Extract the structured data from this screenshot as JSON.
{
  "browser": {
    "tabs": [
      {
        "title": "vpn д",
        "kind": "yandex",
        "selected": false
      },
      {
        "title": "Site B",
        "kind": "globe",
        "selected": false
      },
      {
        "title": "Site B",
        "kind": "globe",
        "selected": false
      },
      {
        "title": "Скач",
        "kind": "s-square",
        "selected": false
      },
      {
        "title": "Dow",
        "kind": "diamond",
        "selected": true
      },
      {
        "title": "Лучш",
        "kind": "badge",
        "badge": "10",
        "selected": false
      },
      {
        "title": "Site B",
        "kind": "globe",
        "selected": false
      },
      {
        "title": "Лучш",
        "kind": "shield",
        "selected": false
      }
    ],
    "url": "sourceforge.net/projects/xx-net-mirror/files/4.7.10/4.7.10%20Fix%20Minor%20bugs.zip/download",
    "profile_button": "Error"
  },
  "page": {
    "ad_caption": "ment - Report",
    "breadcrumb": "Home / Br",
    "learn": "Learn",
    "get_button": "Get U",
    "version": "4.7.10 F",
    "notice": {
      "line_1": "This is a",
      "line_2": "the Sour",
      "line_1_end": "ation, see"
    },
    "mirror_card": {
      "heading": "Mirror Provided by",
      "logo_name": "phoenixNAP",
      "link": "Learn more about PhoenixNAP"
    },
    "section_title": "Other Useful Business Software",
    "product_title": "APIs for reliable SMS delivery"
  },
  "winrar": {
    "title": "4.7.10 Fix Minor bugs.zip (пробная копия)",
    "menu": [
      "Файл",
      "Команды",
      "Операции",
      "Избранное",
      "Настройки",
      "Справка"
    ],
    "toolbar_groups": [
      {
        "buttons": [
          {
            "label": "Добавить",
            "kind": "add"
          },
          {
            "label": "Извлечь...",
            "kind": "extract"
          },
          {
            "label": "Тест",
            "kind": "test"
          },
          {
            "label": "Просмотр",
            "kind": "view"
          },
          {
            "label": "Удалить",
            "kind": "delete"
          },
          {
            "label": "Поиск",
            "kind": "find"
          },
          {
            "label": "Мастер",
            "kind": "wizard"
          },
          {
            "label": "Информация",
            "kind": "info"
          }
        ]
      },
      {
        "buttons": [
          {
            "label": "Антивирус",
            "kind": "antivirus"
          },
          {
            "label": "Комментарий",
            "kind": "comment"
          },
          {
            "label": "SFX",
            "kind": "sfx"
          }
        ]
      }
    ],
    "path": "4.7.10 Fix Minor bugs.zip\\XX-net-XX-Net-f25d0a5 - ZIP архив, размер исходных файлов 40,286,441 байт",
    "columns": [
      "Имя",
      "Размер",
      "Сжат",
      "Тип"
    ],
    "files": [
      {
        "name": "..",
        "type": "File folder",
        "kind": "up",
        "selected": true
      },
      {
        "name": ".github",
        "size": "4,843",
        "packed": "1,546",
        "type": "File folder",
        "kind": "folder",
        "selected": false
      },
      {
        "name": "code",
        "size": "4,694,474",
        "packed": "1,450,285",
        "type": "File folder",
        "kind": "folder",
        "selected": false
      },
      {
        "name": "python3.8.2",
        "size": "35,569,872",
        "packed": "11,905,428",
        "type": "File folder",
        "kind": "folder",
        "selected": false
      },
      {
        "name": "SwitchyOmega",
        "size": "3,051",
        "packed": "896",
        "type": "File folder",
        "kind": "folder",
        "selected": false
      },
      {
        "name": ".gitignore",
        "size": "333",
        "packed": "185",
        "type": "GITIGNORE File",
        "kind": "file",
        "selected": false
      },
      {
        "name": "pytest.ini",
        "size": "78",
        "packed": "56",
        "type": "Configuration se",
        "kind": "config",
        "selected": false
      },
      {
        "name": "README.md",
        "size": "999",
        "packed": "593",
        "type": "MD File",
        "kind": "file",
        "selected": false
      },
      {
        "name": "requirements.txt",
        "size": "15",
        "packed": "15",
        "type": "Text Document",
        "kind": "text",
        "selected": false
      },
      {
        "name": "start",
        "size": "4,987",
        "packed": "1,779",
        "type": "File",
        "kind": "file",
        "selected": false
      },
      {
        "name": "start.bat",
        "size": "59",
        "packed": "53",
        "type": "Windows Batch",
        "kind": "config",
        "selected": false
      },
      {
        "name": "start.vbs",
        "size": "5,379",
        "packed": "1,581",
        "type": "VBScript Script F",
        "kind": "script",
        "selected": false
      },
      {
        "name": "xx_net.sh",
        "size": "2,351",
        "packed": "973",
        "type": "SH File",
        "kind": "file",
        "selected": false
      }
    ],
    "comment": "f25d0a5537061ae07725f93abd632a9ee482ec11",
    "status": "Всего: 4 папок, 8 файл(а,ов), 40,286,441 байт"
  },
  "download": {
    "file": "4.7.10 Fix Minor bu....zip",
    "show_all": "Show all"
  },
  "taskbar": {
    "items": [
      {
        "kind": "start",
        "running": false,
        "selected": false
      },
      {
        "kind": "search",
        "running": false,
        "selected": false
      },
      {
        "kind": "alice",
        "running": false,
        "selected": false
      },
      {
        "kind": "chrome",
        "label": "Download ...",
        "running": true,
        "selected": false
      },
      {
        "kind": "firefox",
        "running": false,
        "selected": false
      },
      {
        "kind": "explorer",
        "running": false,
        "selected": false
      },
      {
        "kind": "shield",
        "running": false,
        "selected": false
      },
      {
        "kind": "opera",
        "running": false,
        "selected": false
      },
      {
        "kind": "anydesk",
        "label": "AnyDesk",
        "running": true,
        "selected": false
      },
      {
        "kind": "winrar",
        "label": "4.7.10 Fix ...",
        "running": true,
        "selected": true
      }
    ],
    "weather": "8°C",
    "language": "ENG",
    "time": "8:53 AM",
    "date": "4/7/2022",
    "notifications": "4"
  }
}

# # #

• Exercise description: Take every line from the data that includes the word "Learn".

• Completed task:
    "learn": "Learn",
      "link": "Learn more about PhoenixNAP"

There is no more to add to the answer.